Blogs | 1.26.2023
Honoring the Challenger Crew 37 Years Later
January 28, 2023, marks 37 years since we tragically lost the beloved Challenger STS-51L crew. On this day and every day, we remember Commander Francis R. “Dick” Scobee; Pilot Michael J. Smith; Mission Specialists Judith A. Resnik, Ellison S. Onizuka, and Ronald E. McNair; Payload Specialist Gregory B. Jarvis; and Teacher-in-Space, Payload Specialist Christa McAuliffe.
The crew was part of the first Teacher in Space Project; the NASA program, announced by President Ronald Reagan in 1984, designed to inspire students, honor teachers, and spur interest in math, science, and space exploration.
After the tragedy in 1986, the Challenger families came together to create Challenger Center as a living tribute to the crew and to continue their educational mission. Over the past three decades, we have inspired nearly 6 million students around the world through our STEM programs. The crew’s spirits live on in this new generation of explorers and scientists.
“The memories of our beloved Challenger crew live on each day through the work of Challenger Center,” said Dr. June Scobee Rodgers, founding chair of Challenger Center, and widow of Challenger Commander Dick Scobee. “It’s incredible to see that 37 years later, we have kept that mission alive, that there are Challenger Center students in the workforce, and new ones being inspired in our Centers each day.”
Challenger Center Alumni Stories
Many Challenger Center alumni say that participating in a Challenger Center Mission was the experience that set them on the path to pursuing STEM careers:
User Experience Researcher, Intel Corp.
France credits her decision to become an engineer to the experiences she had at the Challenger Learning Center of Richland County School District One. She says, “I am not sure I would be an engineer if it were not for the hands-on experiences I was able to engage in while at the Center. I definitely consider the Center and my experience there a major event in my life that I often look back on and consider its profound impact.”
Director of Advanced Concepts and Strategy,
Adam remembers his visit to the Challenger Learning Center at the Museum of Flight as a pivotal moment to realize that working in the space industry was a very real opportunity. He shared, “My Challenger Learning Center experience is my earliest memory of a hands-on space activity that bridged the gap between a subject I’d always been interested in and realizing it was a thing I could do for a living.”
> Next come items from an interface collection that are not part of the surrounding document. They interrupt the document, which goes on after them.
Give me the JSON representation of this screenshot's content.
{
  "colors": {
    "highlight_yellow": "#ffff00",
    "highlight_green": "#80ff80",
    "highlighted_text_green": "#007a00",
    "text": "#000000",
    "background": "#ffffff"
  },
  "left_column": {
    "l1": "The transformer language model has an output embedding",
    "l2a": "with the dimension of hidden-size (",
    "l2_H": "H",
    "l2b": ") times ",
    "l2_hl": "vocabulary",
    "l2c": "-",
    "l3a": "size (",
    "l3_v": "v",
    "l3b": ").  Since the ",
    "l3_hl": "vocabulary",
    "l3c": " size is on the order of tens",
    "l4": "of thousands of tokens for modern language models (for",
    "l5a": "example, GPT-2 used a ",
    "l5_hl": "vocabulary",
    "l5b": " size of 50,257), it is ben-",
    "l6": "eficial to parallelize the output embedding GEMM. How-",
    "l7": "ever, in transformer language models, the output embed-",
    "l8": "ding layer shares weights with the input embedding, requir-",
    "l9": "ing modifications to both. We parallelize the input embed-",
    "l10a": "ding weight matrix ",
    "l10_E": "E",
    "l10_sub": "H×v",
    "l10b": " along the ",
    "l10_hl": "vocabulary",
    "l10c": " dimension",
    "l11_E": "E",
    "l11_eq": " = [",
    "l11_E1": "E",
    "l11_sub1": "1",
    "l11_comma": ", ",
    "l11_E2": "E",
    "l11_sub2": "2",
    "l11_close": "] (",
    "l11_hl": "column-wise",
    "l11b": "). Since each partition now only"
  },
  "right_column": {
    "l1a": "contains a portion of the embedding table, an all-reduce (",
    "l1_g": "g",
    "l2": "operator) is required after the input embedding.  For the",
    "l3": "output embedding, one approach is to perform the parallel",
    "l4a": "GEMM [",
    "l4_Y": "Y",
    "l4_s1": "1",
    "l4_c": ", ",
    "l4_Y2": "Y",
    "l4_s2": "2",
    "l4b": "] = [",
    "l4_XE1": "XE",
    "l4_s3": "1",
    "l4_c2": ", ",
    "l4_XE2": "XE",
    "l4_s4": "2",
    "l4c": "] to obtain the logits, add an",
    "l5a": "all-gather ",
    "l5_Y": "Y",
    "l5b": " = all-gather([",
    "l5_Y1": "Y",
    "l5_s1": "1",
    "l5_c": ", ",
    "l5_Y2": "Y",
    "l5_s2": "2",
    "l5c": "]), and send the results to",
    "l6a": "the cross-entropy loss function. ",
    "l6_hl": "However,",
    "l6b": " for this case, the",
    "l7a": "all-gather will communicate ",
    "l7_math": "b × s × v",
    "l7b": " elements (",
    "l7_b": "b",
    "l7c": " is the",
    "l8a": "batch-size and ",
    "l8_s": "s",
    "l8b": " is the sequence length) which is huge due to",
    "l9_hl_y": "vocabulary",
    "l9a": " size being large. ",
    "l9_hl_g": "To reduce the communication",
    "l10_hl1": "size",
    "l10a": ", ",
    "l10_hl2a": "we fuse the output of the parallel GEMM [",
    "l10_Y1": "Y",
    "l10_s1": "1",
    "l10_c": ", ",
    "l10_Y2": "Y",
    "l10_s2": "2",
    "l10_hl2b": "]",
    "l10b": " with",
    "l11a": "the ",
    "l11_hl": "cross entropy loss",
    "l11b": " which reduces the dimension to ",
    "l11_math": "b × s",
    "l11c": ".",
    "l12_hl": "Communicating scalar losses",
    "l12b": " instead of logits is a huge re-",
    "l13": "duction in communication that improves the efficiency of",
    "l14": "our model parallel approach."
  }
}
Embedded Engineer, Impact Biosystems
Erin grew up with a healthy encouragement to pursue STEM, but couldn’t clearly picture herself in the field. She said, “Visiting the Challenger Learning Centers in Radcliffe and Paducah, Kentucky, helped make a STEM career an actionable plan. An astronaut or engineer or scientist wasn’t an intangible dream or movie character; it was a person who used skills. Making those connections in my mind helped with plotting a path forward.”
Continuing to Help Students Reach for the Stars
Challenger Center and its network of more than 35 Challenger Learning Centers provide hands-on STEM experiences to students around the world. Our two newest Centers opened last summer:
- Challenger Learning Center at Montgomery County Community College, located in Pottstown, PA, is the first Center in Pennsylvania and serves students in the Philadelphia area.
- The Challenger Learning Center at St. Clair County Community College, located in Port Huron, Michigan, serves students in Michigan and Ontario communities.
As we continue looking to the future, we are filled with excitement as Challenger Learning Centers offer brand new Center Missions and as we prepare to welcome additional communities to join our network.
Additionally, Challenger Center has developed Classroom Adventures to be delivered by teachers in classrooms and Virtual Missions delivered by Flight Directors to students in virtual, hybrid, or socially distanced settings. These programs give the organization an opportunity to ignite the potential in more students than ever before.
“As we reflect on the past 37 years, we are proud of the progress Challenger Center has made in carrying on the educational mission of the Challenger crew,” said Challenger Center President and CEO Lance Bush, Ph.D. “We remain dedicated to providing students of all backgrounds with STEM programming that will ignite their potential and build a workforce pipeline of STEM leaders and innovators of the future.”